§ **Source data**:
• • • •
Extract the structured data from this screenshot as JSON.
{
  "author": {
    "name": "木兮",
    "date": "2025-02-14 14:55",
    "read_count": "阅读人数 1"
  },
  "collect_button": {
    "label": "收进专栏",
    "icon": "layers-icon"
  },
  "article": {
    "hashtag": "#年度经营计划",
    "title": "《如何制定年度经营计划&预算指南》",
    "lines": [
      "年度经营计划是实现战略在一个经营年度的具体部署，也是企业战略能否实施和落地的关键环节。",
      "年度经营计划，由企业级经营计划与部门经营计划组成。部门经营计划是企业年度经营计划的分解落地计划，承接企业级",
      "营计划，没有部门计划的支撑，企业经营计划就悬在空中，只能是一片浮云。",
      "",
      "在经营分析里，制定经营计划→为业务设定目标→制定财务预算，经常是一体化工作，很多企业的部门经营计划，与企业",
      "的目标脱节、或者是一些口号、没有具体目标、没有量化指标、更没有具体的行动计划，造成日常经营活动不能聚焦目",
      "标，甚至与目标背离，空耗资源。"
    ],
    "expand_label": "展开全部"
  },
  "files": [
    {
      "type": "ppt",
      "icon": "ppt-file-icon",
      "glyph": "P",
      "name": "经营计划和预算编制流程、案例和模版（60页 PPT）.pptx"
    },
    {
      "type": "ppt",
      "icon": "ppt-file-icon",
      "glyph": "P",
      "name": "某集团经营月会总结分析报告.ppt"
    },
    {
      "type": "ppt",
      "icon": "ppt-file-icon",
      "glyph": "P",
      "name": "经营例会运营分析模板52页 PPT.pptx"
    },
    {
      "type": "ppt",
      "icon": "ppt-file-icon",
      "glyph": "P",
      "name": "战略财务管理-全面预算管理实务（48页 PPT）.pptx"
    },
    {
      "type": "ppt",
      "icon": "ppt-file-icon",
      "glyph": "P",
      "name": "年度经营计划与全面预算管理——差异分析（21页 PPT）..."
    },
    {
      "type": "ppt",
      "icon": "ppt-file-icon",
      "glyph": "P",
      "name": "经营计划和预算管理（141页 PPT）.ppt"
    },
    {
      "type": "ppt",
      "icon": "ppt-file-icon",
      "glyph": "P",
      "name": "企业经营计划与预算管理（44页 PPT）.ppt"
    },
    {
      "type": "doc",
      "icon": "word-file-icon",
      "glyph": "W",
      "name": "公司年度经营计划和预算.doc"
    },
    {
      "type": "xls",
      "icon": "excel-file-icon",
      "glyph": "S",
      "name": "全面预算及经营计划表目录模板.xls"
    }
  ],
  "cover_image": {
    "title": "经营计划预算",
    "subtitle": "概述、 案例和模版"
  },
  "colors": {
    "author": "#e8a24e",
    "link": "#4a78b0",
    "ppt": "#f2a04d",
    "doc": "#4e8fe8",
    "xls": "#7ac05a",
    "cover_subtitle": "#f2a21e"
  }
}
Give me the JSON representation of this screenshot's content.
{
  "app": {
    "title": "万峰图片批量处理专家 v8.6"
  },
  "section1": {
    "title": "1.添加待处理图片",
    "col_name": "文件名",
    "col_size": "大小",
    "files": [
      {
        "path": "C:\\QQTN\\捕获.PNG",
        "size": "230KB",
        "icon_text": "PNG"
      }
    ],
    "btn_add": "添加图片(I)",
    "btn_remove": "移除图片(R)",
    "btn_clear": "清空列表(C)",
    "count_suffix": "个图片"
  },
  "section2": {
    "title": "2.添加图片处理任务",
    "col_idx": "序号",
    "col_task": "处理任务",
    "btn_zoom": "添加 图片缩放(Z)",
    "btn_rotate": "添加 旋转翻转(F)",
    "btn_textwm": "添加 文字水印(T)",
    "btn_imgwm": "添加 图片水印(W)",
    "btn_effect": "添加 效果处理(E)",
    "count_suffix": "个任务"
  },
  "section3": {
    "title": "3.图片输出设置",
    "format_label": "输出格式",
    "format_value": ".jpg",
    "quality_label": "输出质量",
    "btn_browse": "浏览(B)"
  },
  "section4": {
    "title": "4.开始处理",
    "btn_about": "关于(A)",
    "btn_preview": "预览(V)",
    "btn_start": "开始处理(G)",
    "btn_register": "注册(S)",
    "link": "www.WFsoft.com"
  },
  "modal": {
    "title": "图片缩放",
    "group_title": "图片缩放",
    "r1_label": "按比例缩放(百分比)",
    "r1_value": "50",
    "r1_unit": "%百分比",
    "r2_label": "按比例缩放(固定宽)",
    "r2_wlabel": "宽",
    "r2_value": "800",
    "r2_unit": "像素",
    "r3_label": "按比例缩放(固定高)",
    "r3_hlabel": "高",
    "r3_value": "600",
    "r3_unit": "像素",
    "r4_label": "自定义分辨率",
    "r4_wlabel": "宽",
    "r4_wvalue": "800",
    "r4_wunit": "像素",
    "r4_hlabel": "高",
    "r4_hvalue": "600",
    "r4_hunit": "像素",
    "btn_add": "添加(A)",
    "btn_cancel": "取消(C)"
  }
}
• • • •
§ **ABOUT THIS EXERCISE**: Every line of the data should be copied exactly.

§ **ANSWER BELOW**:
Extract the structured data from this screenshot as JSON.
{
  "author": {
    "name": "木兮",
    "date": "2025-02-14 14:55",
    "read_count": "阅读人数 1"
  },
  "collect_button": {
    "label": "收进专栏",
    "icon": "layers-icon"
  },
  "article": {
    "hashtag": "#年度经营计划",
    "title": "《如何制定年度经营计划&预算指南》",
    "lines": [
      "年度经营计划是实现战略在一个经营年度的具体部署，也是企业战略能否实施和落地的关键环节。",
      "年度经营计划，由企业级经营计划与部门经营计划组成。部门经营计划是企业年度经营计划的分解落地计划，承接企业级",
      "营计划，没有部门计划的支撑，企业经营计划就悬在空中，只能是一片浮云。",
      "",
      "在经营分析里，制定经营计划→为业务设定目标→制定财务预算，经常是一体化工作，很多企业的部门经营计划，与企业",
      "的目标脱节、或者是一些口号、没有具体目标、没有量化指标、更没有具体的行动计划，造成日常经营活动不能聚焦目",
      "标，甚至与目标背离，空耗资源。"
    ],
    "expand_label": "展开全部"
  },
  "files": [
    {
      "type": "ppt",
      "icon": "ppt-file-icon",
      "glyph": "P",
      "name": "经营计划和预算编制流程、案例和模版（60页 PPT）.pptx"
    },
    {
      "type": "ppt",
      "icon": "ppt-file-icon",
      "glyph": "P",
      "name": "某集团经营月会总结分析报告.ppt"
    },
    {
      "type": "ppt",
      "icon": "ppt-file-icon",
      "glyph": "P",
      "name": "经营例会运营分析模板52页 PPT.pptx"
    },
    {
      "type": "ppt",
      "icon": "ppt-file-icon",
      "glyph": "P",
      "name": "战略财务管理-全面预算管理实务（48页 PPT）.pptx"
    },
    {
      "type": "ppt",
      "icon": "ppt-file-icon",
      "glyph": "P",
      "name": "年度经营计划与全面预算管理——差异分析（21页 PPT）..."
    },
    {
      "type": "ppt",
      "icon": "ppt-file-icon",
      "glyph": "P",
      "name": "经营计划和预算管理（141页 PPT）.ppt"
    },
    {
      "type": "ppt",
      "icon": "ppt-file-icon",
      "glyph": "P",
      "name": "企业经营计划与预算管理（44页 PPT）.ppt"
    },
    {
      "type": "doc",
      "icon": "word-file-icon",
      "glyph": "W",
      "name": "公司年度经营计划和预算.doc"
    },
    {
      "type": "xls",
      "icon": "excel-file-icon",
      "glyph": "S",
      "name": "全面预算及经营计划表目录模板.xls"
    }
  ],
  "cover_image": {
    "title": "经营计划预算",
    "subtitle": "概述、 案例和模版"
  },
  "colors": {
    "author": "#e8a24e",
    "link": "#4a78b0",
    "ppt": "#f2a04d",
    "doc": "#4e8fe8",
    "xls": "#7ac05a",
    "cover_subtitle": "#f2a21e"
  }
}
Give me the JSON representation of this screenshot's content.
{
  "app": {
    "title": "万峰图片批量处理专家 v8.6"
  },
  "section1": {
    "title": "1.添加待处理图片",
    "col_name": "文件名",
    "col_size": "大小",
    "files": [
      {
        "path": "C:\\QQTN\\捕获.PNG",
        "size": "230KB",
        "icon_text": "PNG"
      }
    ],
    "btn_add": "添加图片(I)",
    "btn_remove": "移除图片(R)",
    "btn_clear": "清空列表(C)",
    "count_suffix": "个图片"
  },
  "section2": {
    "title": "2.添加图片处理任务",
    "col_idx": "序号",
    "col_task": "处理任务",
    "btn_zoom": "添加 图片缩放(Z)",
    "btn_rotate": "添加 旋转翻转(F)",
    "btn_textwm": "添加 文字水印(T)",
    "btn_imgwm": "添加 图片水印(W)",
    "btn_effect": "添加 效果处理(E)",
    "count_suffix": "个任务"
  },
  "section3": {
    "title": "3.图片输出设置",
    "format_label": "输出格式",
    "format_value": ".jpg",
    "quality_label": "输出质量",
    "btn_browse": "浏览(B)"
  },
  "section4": {
    "title": "4.开始处理",
    "btn_about": "关于(A)",
    "btn_preview": "预览(V)",
    "btn_start": "开始处理(G)",
    "btn_register": "注册(S)",
    "link": "www.WFsoft.com"
  },
  "modal": {
    "title": "图片缩放",
    "group_title": "图片缩放",
    "r1_label": "按比例缩放(百分比)",
    "r1_value": "50",
    "r1_unit": "%百分比",
    "r2_label": "按比例缩放(固定宽)",
    "r2_wlabel": "宽",
    "r2_value": "800",
    "r2_unit": "像素",
    "r3_label": "按比例缩放(固定高)",
    "r3_hlabel": "高",
    "r3_value": "600",
    "r3_unit": "像素",
    "r4_label": "自定义分辨率",
    "r4_wlabel": "宽",
    "r4_wvalue": "800",
    "r4_wunit": "像素",
    "r4_hlabel": "高",
    "r4_hvalue": "600",
    "r4_hunit": "像素",
    "btn_add": "添加(A)",
    "btn_cancel": "取消(C)"
  }
}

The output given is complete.